As for the environments, they’re equally as good. Even though in the game, you don’t explore much (or get a chance to, to be exact), you have to admit, what your character is jogging through often looks impressive. The amount of detail put into every tree of the forest, every brick of every building, the works! The amount of color put into every bit of the environment is just amazing too. Not too much color but there sure as hell isn’t too little either.

Looks like Mt Doom, but at least you’re not treading through hell.

So basically, EA gets an A for graphics. Whoop-de-doo! In today’s modern gaming society, graphics is actually quite easy to get right...well, with a decent amount of effort anyway. It’s not exactly much, but it at least feels like we’re jogging through a good looking game.

Sound: 3/5
As far as the audio for this game goes... It’s more or less a mixed bag. You have an epic soundtrack which was ripped from the movies, yet you have some boring voice acting which makes you think “have these people been to voice acting 101?” since the voice acting doesn’t really sound all that believable or convincing or even good.

How so, you may be asking? Well, for one, there is little to no emotion behind the voice acting. There’s also no personality behind the voice acting, then again, these second-rate douchebags have no personality, so it fits I guess, but still, shouldn’t there at least be some personality behind it? Maybe it’ll give the characters some personality... It’s as if they’re just reading their scripts and sounding every word. YAWN! I’m willing to bet that EA hired 4Kids for the voice acting, and had Jason Griffith voice the main second-rate hero, because that’s what it feels like. The voice acting for the actual heroes (Aragorn and Gandalf for example) is a much needed improvement over the others, and the only voice acting which is actually decent...well, good, actually.
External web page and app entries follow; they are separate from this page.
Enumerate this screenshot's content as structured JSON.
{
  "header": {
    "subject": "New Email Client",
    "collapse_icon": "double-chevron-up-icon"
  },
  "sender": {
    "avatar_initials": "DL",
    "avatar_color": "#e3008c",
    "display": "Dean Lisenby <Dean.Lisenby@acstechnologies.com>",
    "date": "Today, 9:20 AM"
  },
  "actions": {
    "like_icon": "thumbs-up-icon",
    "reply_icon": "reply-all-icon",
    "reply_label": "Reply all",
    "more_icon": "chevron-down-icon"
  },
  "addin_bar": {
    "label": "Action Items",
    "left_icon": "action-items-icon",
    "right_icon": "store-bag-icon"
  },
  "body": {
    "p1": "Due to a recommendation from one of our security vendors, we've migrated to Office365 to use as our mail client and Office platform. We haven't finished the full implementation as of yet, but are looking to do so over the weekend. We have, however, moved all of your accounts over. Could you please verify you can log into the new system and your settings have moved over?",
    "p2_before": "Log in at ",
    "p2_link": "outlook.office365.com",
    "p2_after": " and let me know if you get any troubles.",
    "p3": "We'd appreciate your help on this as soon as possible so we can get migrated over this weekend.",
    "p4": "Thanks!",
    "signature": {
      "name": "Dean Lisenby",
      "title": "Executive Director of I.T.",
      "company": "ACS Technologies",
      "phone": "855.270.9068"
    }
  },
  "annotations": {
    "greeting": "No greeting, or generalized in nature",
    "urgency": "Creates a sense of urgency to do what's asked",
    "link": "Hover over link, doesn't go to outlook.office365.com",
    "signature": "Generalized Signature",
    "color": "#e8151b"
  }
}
As for the soundtrack... What can I say? Eargasmic! Then again, the whole thing is ripped from the movies, and the movies had one hell of an epic soundtrack, so what do you expect? Not much to say here.

Control: 3/5
Press X over and over again. Move forward and back at times. Hooray! To be fair, the controls are at least responsive and simple to learn... almost too simple... There’s not really much you can say here, as all you’re really doing is inputting commands and walking around Middle-Earth.

Replay Value: 2/5
When you defeat the last boss, there is Evil Mode to do, plus you can backtrack through levels you previously visited and get all the items. You can also start some fights with enemies and try to get to the highest level as well as trying to learn every ability. Anything else you can do? Not really, there’s not even a New Game+, which seems disappointing until you realize that the game doesn’t need it. So basically, it’s a one-timer.

Overall: 20/40
Lord Of The Rings: The Third Age is EA’s attempt at Final Fantasy X (minus the Sphere Grid and any reason to want to play beyond the main campaign and Evil Mode), and it’s better off in the dust. It may appeal to a fan who isn’t a complete purist and just wants to play a decent game, but...that’s the thing, it isn’t that great of a game. If you must try it, rent it before buying.

Jak’s rating system: 20/40
Neoseeker’s rating system: 2.5/5.0

was this review helpful to you?


No comments posted yet. Please log in to post a comment.
In order to comment on this user review you must login
About the author
Based on 9 reviews
Write a review